One of the main tasks that wealthy individuals and companies face is finding efficient mechanisms of protecting their capitals. Economic crises, problems in the home country’s banking sphere, home currency depreciation, the risks of losing assets in case of legal prosecution or criminal attacks – all these factors make affluent people open accounts somewhere where their money is going to be safe, namely, in offshore banks.

Let us consider the specifics of setting up an offshore bank account, list the main reasons why you may want to open such a bank account, and discuss the legality of this procedure.

What is an ‘offshore bank account’ and who needs it

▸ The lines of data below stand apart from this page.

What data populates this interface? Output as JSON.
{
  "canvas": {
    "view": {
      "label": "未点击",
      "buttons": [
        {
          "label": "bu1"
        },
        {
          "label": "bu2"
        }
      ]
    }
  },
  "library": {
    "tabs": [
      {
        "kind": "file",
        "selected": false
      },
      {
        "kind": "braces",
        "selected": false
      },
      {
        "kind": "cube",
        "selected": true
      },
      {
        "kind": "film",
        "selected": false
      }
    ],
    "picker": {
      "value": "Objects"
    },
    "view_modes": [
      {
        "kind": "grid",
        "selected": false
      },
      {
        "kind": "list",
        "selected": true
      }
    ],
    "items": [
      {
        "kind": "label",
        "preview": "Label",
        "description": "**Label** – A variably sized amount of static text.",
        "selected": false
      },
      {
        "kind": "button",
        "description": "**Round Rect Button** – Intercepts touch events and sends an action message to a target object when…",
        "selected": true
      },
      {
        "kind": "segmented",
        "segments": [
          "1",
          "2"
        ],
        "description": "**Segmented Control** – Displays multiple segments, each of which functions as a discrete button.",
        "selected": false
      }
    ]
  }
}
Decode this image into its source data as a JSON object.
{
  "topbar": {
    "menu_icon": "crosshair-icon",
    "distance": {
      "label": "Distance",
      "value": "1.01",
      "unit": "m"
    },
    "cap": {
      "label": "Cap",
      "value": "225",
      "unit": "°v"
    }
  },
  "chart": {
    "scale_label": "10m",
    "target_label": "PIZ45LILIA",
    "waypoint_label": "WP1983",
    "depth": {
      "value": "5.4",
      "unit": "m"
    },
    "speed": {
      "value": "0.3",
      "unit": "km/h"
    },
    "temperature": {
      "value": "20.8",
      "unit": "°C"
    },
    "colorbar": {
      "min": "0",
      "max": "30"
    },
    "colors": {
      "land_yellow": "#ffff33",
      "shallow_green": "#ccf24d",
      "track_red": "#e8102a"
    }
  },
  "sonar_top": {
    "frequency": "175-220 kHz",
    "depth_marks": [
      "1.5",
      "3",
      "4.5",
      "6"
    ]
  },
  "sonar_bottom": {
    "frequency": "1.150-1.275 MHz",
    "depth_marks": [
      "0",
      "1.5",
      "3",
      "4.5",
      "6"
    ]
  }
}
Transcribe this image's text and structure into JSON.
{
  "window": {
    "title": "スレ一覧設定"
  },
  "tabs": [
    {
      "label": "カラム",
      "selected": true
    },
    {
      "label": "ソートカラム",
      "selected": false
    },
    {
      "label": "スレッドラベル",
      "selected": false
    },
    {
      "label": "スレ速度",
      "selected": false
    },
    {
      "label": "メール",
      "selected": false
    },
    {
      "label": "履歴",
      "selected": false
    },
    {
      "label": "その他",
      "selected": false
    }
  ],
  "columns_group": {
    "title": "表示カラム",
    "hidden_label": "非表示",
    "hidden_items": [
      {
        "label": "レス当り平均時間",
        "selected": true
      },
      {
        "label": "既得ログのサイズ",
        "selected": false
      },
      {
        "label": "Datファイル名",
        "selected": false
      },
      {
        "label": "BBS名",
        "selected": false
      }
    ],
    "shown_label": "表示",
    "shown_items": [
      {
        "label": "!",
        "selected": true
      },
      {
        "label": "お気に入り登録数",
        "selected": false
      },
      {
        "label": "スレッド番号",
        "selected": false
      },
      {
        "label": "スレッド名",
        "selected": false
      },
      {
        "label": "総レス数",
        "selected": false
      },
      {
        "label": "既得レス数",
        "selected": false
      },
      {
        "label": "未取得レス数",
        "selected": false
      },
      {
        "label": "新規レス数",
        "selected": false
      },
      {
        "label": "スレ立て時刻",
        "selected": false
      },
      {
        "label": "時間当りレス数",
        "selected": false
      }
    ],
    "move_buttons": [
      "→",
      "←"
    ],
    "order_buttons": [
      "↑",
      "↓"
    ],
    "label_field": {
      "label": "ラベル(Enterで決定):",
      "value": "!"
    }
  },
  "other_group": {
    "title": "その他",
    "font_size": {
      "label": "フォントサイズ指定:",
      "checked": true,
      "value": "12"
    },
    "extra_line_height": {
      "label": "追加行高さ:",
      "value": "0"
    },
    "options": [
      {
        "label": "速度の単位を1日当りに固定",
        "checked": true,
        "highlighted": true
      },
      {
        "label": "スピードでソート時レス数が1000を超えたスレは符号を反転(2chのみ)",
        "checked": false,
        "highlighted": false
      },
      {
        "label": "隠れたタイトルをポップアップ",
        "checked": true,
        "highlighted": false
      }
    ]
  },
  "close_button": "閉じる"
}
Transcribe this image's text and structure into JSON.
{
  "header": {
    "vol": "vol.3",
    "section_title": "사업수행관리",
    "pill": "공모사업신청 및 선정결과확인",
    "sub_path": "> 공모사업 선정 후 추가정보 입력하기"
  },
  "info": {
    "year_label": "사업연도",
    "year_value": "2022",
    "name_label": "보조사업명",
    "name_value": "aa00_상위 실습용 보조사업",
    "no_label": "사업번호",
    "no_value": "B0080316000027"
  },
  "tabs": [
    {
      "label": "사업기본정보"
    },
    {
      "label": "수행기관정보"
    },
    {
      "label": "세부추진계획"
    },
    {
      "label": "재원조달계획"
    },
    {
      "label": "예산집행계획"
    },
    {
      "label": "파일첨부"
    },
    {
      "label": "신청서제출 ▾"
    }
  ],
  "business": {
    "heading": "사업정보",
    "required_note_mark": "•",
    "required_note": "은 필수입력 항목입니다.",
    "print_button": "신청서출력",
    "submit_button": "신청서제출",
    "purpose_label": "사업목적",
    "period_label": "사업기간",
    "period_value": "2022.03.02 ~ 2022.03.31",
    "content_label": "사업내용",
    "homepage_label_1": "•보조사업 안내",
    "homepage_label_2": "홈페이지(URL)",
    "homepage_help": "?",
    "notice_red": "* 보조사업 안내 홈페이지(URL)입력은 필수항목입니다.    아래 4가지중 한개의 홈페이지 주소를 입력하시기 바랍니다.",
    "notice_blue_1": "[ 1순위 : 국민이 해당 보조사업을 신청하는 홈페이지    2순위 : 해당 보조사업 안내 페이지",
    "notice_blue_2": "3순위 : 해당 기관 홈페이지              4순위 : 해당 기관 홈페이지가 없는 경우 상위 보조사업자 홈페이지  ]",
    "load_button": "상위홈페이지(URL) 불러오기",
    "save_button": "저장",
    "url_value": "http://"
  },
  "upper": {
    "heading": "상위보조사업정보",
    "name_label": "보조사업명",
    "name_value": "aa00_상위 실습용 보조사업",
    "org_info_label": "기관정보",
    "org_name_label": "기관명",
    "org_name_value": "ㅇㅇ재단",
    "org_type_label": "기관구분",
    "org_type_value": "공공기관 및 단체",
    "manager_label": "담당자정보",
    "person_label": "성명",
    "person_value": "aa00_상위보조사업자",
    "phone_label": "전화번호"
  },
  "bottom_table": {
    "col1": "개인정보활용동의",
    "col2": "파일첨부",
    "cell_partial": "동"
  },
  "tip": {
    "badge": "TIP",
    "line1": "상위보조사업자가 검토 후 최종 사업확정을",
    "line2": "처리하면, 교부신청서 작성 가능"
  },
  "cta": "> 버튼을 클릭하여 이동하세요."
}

The terms ‘offshore banks’ and ‘offshore bank accounts’ can be used in two senses that are a bit different. In the narrow sense, the terms refer to the financial institutions that are located in jurisdictions that offer special incentives to foreign nationals opening accounts with them. These jurisdictions can be independent states, overseas territories of Great Britain, the Netherlands, France or some other colonial power, or they can be small specially designated areas of a large state. As you probably have heard, a large number of countries located in different parts of the world have Free Trade Zones or Free Economic Zones. Besides, some states of the USA can also be referred to as ‘offshore zones’ because they offer some unique opportunities to foreign investors. In an attempt to allure foreign capital, some jurisdictions offer low or zero tax rates, minimize control on the part of auditing agencies, let foreign investors do little paperwork, etc. One feature that offshore jurisdictions are famous for is the high level of confidentiality that they offer.

Some researchers claim that the first offshore zones were located around the city of Athens in ancient times. Traders passing through Athens had to pay a fee (some sort of a customs duty) but if they took a detour around the city, they were legally allowed not to pay the fee. It is true that the roundabout way was longer but the important factor is that the traders used a legal way of saving money.

In the wide sense, the phrase ‘offshore bank account’ refers to a bank account in any foreign country or in a country that is not the country of your residence. Below we are going to use the phrase mostly in its wide sense, as a synonym to ‘foreign bank account’.

People use offshore bank accounts for wealth management, capital accumulation, and any banking operations that they have to perform in a foreign country. Because the bank is located in a foreign state, it is not so easily accessible for the fiscal authorities of the bank account holder’s home country. This is one of the reasons why rich people and corporations open offshore bank accounts: they want their financial information to be more private.

The most popular jurisdictions where the rich open bank accounts include the British Virgin Islands, the Caymans, Cyprus, Panama, Liechtenstein, and others. Depending on the offshore bank that you choose, very many things can be quite dissimilar: the timeframes of account opening, the cost of banking services, the list of the required documents, the possible uses of the account, the minimum initial deposit amount, the security deposit amount, and so on.

Similarly to taking a detour around Athens in Ancient Greece, opening an offshore bank account or registering an offshore company is absolutely legal. Needless to say, it is legal only if you are not going to use your offshore bank account or company for such illegal activities as drug trafficking or laundering criminal money. In any case, however, we highly recommend that you acquaint yourself with the legal norms that regulate banking services for foreigners in the country where you would like to set up a bank account. In addition, explore your home country’s legislation related to offshore banking. You certainly realize that your dear tax inspector is not going to be pleased to find out that you are trying to evade taxes with the help of an offshore bank account.  

Reasons for opening an offshore bank account

A personal or a corporate account with an offshore bank is an instrument of protecting your financial assets first and foremost. You can protect them from economic instability in your home country, from a possible collapse of the bank where you keep your money (you remember about eggs and baskets, don’t you?), from seizures and raids, etc. In addition, your competitors and greedy relatives will have less information about the amount of your wealth. People open offshore bank accounts for the following main reasons: 

  • They can keep their money in a reliable and secure bank.
  • They can keep their capital in various currencies thus protecting themselves from currency fluctuations.
  • They can access their money from wherever they are at the moment.
  • They can make investments in foreign countries with ease.
  • Offshore banks keep their clients’ information highly confidential.

What is the main requirement that you have to meet to be able to obtain services from an offshore bank? How can you get onboard? The most important thing that you have to do is bring some conclusive evidence that the money that you are going to put in the bank comes from legal sources. You have to realize that banks are monitored very closely by the regulating authorities. If one of the bank’s clients is found to evade taxes, launder money, or (God forbid) finance terrorists, the bank administrators will be in big trouble indeed. Huge fines will follow and the Head of the Compliance Department may even face a prison sentence! Understandably, the bank officers do not want to pay millions in fines nor go to jail and for this reason, they are going to be highly inquisitive about the sources of your income.

We do not mean to scare you away: if you are a law-abiding person and you have earned you money in legal ways, opening an offshore bank account is not going to be overly difficult. In any case, however, it would be wise of you to seek some professional advice if you are planning to set up a bank account in a foreign country.